The festival, which featured folk dancing and singing, routinely draws thousands down to the site every year and has been featured in books such as The Suburbanization of New York as an example of a city festival that "still reflects any sense of place".
Tens of thousands of sought-after Ukrainian dumplings, known as 'varenyky', were prepared in advance by church volunteers. Other delicacies included cabbage rolls (holubtsi), beet soup (borsch), sausage (kobasa) and sauerkraut.
"The importance of the annual Ukrainian Festival on Seventh Street is an affirmation of the Ukrainian community's role in this neighborhood, in this city, in this state and in this country. This vibrant display of culture, dance and food is also a testament to the work of St. George Ukrainian Catholic Church, St. George Academy and the role that the local community organizations and businesses can play when they come together," said Matthew Dubas, editor of The Ukrainian Weekly, which is distributed throughout Canada and the United States.
"Most recently, the festival exhibits have informed New Yorkers about what is going on in Ukraine in the face of ongoing Russian aggression, and how Ukraine plays a vital role in combating the spread of the conflict to the rest of Europe," Dubas concluded.
The festival extended from East 7th Street, between 2nd and 3rd Avenues, bordered at its West end by Taras Shevchenko Place, a small street connecting East 6th and East 7th Streets. It is the only street in the United States officially named after Taras Shevchenko (1814-1861), the "National Bard of Ukraine".

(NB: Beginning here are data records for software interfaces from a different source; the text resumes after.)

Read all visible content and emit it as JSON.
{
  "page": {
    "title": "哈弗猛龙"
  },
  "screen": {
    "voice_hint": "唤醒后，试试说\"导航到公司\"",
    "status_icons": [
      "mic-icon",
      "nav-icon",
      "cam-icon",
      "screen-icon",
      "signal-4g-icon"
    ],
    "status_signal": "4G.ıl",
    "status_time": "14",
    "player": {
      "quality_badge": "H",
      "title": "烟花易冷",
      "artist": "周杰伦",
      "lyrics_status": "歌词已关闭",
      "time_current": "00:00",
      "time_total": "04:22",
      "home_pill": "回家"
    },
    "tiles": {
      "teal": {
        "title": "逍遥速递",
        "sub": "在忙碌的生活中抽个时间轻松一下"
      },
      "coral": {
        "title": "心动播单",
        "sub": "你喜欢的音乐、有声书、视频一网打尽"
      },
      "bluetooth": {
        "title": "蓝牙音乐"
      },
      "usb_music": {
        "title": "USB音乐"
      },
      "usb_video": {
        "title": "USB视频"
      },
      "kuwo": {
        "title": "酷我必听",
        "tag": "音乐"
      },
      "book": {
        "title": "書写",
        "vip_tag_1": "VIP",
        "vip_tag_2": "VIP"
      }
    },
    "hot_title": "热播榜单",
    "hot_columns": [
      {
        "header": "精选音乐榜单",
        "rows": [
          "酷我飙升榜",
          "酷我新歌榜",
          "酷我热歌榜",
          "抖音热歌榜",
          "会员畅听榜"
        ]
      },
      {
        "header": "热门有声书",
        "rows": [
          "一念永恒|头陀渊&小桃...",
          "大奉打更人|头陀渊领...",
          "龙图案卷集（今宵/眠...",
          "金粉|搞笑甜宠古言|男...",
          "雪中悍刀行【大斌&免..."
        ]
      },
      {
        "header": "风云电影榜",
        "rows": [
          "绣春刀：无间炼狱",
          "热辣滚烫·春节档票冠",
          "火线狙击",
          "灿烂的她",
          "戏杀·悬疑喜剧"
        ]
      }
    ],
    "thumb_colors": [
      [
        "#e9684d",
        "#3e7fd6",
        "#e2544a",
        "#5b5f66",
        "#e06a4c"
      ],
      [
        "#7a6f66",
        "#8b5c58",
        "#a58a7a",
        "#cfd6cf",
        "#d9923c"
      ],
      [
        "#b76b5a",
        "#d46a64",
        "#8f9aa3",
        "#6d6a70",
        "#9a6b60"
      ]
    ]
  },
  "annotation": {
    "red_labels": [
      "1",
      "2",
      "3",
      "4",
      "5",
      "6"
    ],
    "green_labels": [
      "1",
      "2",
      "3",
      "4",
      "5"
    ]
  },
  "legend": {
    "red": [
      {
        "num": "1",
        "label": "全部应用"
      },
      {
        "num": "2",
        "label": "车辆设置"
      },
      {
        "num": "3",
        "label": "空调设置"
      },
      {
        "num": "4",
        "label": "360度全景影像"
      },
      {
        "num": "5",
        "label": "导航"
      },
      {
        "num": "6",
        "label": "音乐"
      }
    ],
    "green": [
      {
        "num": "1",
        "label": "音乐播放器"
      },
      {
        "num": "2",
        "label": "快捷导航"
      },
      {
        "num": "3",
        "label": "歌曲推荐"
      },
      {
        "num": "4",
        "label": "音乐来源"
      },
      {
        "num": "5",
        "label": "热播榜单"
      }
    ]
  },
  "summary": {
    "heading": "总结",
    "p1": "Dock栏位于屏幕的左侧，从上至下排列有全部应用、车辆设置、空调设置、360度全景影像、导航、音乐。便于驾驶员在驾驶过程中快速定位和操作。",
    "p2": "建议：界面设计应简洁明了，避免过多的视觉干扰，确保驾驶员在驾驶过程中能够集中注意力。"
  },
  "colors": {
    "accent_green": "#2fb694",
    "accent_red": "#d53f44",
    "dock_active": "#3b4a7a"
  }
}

Saint George Ukrainian Catholic Church, located at 30 East 7th Street, was founded in the East Village in 1905. The church has sponsored an annual festival since the very first one in 1976, then officially a co-celebration of the U.S. Bicentennial and 100 years of Ukrainian immigration to America.